  • Reduce operation costs
  • Reduce cloud or hardware costs

So the answer to the main question is:

If a business needs quick launches, quality products, and optimal costs, it needs a good code. Otherwise it doesn’t need it.

When the business may not need a good code?

It’s perfectly fine to have quick and dirty solution in some cases:

  • Hypothesis check
  • Prototype
  • Very small and short project

But here comes another hard problem: recognize a moment when it’s not a prototype anymore but a product. That’s the time to deliver the first refactoring 😉

Thanks for reading this. Have you ever explained the business the value of a good code? Did you succeed?

Top comments (4)

uchitesting profile image

We IT guys and devs are for a big part of us obsessed with the idea of "good code".
Even as beginners we may not know exactly what it is, yet we instinctively know it makes sense.
So as a beginner I read about it, yet nobody really talks about it. Then names such as Robert C. Martin pops out. You end up imagining that code must be clean no matter what.
Then you developed the habit to worry about that matter yet you still don't know.
Until one day you read or see the actual Robert C. Martin basically telling your code should not be perfect while you write it. It should be clean at commit time. But in between you can do what it is you think is needed and refactor.
That was to me very comforting to realize it is not so rigid.
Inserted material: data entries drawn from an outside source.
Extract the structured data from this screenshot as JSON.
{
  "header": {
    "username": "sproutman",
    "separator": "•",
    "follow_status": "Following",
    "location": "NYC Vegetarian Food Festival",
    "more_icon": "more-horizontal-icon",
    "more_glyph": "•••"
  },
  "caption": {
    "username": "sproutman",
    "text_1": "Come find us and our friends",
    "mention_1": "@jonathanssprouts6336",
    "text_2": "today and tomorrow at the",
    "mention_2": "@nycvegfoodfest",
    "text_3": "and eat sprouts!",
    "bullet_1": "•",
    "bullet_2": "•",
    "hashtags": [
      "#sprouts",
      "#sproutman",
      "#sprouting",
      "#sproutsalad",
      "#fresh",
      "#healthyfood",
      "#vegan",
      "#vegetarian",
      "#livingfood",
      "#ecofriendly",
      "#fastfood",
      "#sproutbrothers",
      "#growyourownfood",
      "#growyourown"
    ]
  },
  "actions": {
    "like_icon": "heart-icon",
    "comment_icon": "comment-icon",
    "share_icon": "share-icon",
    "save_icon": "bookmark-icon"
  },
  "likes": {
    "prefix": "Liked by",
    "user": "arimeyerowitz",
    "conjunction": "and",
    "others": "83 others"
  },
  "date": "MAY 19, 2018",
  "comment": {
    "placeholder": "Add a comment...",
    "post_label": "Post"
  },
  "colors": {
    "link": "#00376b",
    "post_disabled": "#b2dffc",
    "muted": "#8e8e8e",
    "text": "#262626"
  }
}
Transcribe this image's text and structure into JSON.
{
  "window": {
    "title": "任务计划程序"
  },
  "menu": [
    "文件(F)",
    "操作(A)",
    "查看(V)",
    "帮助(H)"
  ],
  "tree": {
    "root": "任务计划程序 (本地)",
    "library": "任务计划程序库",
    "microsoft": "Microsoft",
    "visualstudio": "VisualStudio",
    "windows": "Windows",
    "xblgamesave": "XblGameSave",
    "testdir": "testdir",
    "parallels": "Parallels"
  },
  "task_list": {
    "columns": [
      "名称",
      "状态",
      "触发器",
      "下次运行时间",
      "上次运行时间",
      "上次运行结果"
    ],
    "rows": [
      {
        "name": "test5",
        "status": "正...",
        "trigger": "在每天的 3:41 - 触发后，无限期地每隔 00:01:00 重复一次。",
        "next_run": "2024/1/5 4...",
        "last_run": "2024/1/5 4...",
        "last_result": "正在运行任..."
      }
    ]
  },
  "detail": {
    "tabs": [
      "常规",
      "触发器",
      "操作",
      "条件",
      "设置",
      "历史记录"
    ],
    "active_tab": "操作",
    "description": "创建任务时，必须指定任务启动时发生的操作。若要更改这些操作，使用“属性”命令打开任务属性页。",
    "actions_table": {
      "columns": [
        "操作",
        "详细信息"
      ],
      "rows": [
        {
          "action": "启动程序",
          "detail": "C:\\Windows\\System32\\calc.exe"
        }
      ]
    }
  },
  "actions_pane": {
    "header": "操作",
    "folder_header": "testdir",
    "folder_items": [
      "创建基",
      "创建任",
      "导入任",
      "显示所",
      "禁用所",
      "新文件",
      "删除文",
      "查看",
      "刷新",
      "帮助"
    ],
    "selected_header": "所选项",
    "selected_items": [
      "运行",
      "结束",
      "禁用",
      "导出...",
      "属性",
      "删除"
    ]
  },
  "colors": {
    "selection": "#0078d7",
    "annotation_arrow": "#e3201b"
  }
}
Also in the cases you mention there's no point to do super advanced clean code.

As an example, when I was trained in .NET and C# particularly, I did bring that taste for clean job with me. We were given assignments or regular basis. During the time of the training, when things became a bit serious, I often thought I was late compared to some others. But it was just me trying to apply MVVM that was fresh to me while the instructor expected us to write in the code-behind. When the instructor saw that, he told me to stop trying MVVM. And indeed it went faster from then.
Also at the end of the year I learnt that some people claimed they finished the assignments while they actually didn't. Also I could see some GUI worth Picasso or Dali with controls all over the place. Looks like they drag'n'dropped from the toolbox while I was trying to have those things organised properly writing XAML code.

alekseiberezkin profile image
Aleksei Berezkin

You are right, telling good vs bad code is hard, so I don't go there 😉 Thanks for your comment.

oshliaer profile image
Alexander Ivanov

Good code becomes difficult to understand over time. Is it getting bad?

alekseiberezkin profile image
Aleksei Berezkin

Yes, I believe it means it degrades.